Achieving product/market fit means that the product creates enough added value for some users to make them choose it over alternatives. It means that your product is now ready for growth. Therefore, you should start focusing not just on the product but also building and growing a business around it.

As the product gets bigger, it becomes more and more difficult to rely just on qualitative methods to understand what is going on and how different changes affect different users. There are just too many moving parts now. This makes it increasingly important to use quantitative data and metrics to make data-driven decisions.

The specific metrics will depend on the product and the task it solves for its users. I believe that the team should come up with value, product, and growth metrics that describe their product and business really well. These metrics will give the team a good understanding of how different changes affect end users and their behavior.

Q: What changes should product teams make to shift from pre- to post-p/m fit work? 

In the pre-product/market fit stage, your key focus should be on finding the product that people love and choose to solve their problem. Afterwards, you must concentrate on engagement and delivering the value that you created to those who can benefit from it. It is time to focus on removing all the bottlenecks that limit the delivery of value: technical risks,  product quality, etc. 

Sam Juraschka (General Manager & Director of Product at BCG Digital Ventures) 

More mature product teams often move away from frequent qualitative testing after they reach product/market fit.
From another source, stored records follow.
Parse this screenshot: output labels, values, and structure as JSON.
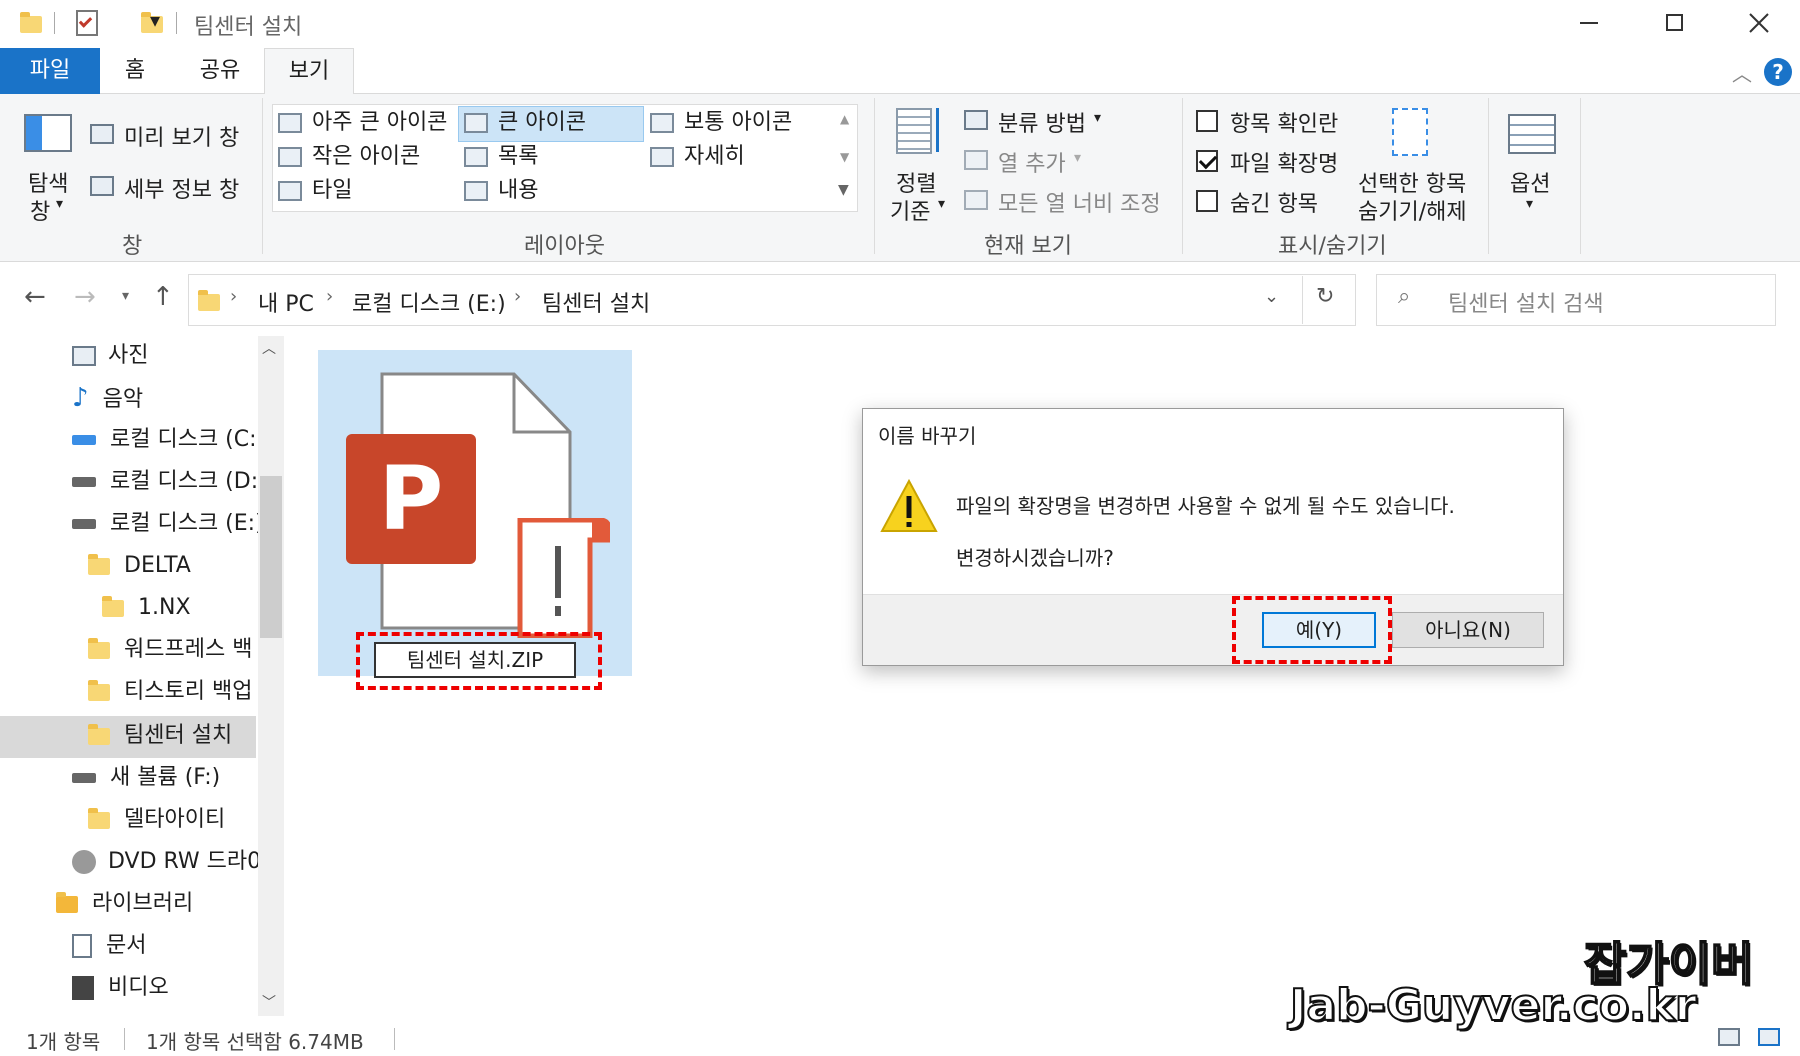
{
  "title_bar": {
    "title": "팀센터 설치",
    "qat_dropdown": "▾"
  },
  "ribbon_tabs": [
    {
      "label": "파일"
    },
    {
      "label": "홈"
    },
    {
      "label": "공유"
    },
    {
      "label": "보기"
    }
  ],
  "ribbon": {
    "pane": {
      "nav_pane_line1": "탐색",
      "nav_pane_line2": "창",
      "preview_pane": "미리 보기 창",
      "details_pane": "세부 정보 창",
      "group_label": "창"
    },
    "layout": {
      "items": [
        "아주 큰 아이콘",
        "큰 아이콘",
        "보통 아이콘",
        "작은 아이콘",
        "목록",
        "자세히",
        "타일",
        "내용"
      ],
      "group_label": "레이아웃"
    },
    "current_view": {
      "sort_line1": "정렬",
      "sort_line2": "기준",
      "group_by": "분류 방법",
      "add_columns": "열 추가",
      "fit_columns": "모든 열 너비 조정",
      "group_label": "현재 보기"
    },
    "show_hide": {
      "item_checkboxes": "항목 확인란",
      "item_checkboxes_checked": false,
      "file_extensions": "파일 확장명",
      "file_extensions_checked": true,
      "hidden_items": "숨긴 항목",
      "hidden_items_checked": false,
      "hide_selected_line1": "선택한 항목",
      "hide_selected_line2": "숨기기/해제",
      "group_label": "표시/숨기기"
    },
    "options": {
      "label": "옵션"
    }
  },
  "address_bar": {
    "crumbs": [
      "내 PC",
      "로컬 디스크 (E:)",
      "팀센터 설치"
    ],
    "search_placeholder": "팀센터 설치 검색"
  },
  "nav_pane": {
    "items": [
      {
        "label": "사진",
        "icon": "pictures-icon"
      },
      {
        "label": "음악",
        "icon": "music-icon"
      },
      {
        "label": "로컬 디스크 (C:",
        "icon": "drive-icon"
      },
      {
        "label": "로컬 디스크 (D:",
        "icon": "drive-icon"
      },
      {
        "label": "로컬 디스크 (E:)",
        "icon": "drive-icon"
      },
      {
        "label": "DELTA",
        "icon": "folder-icon"
      },
      {
        "label": "1.NX",
        "icon": "folder-icon"
      },
      {
        "label": "워드프레스 백",
        "icon": "folder-icon"
      },
      {
        "label": "티스토리 백업",
        "icon": "folder-icon"
      },
      {
        "label": "팀센터 설치",
        "icon": "folder-icon"
      },
      {
        "label": "새 볼륨 (F:)",
        "icon": "drive-icon"
      },
      {
        "label": "델타아이티",
        "icon": "folder-icon"
      },
      {
        "label": "DVD RW 드라0",
        "icon": "dvd-icon"
      },
      {
        "label": "라이브러리",
        "icon": "library-icon"
      },
      {
        "label": "문서",
        "icon": "document-icon"
      },
      {
        "label": "비디오",
        "icon": "video-icon"
      }
    ]
  },
  "file": {
    "rename_value": "팀센터 설치.ZIP",
    "badge_letter": "P"
  },
  "dialog": {
    "title": "이름 바꾸기",
    "message": "파일의 확장명을 변경하면 사용할 수 없게 될 수도 있습니다.",
    "question": "변경하시겠습니까?",
    "yes": "예(Y)",
    "no": "아니요(N)"
  },
  "status_bar": {
    "count": "1개 항목",
    "selection": "1개 항목 선택함 6.74MB"
  },
  "watermark": {
    "line1": "잡가이버",
    "line2": "Jab-Guyver.co.kr"
  },
  "colors": {
    "accent": "#1a73c8",
    "ppt_red": "#c8462a",
    "selection": "#cce4f7",
    "dashed": "#e00000"
  }
}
Typically teams are overwhelmed with demands, like a heavy backlog and aggressive expansion plans. As a result they have little or not time to get in-depth user feedback. Mature teams can lean heavily on product analytics and customer support inboxes to track the pulse of their users. You still need hands-on qualitative feedback from your users to add color to the data you are collecting. And it can also re-energize teams, help prioritization efforts, and prevent overbuilding.

Shiva Hullinakatte (Senior Product Manager at AT&T) 

The biggest change is what measurement you focus on in the pre vs. post product/market fit phases. In the pre p/m fit stage, the key focus should be on getting qualitative feedback to improve the product, and in the post p/m fit, the key focus should be on engagement. Fundamentally, product teams should continue to have the same data-driven rigor to measure what really matters in both phases. 

Phil Anderson (Senior Product Manager (PM-T) – INTech, Amazon) 

I would always be paying attention to the key metrics of active usage and new user adoption at all phases of the business. You could partly think of it as a hierarchy of needs:

First you just need people to sign up → then to stick around → then to pay → then to keep paying → then to refer friends  

For example, you wouldn’t want to pre-optimize for referrals when you don’t know if anyone even wants your product.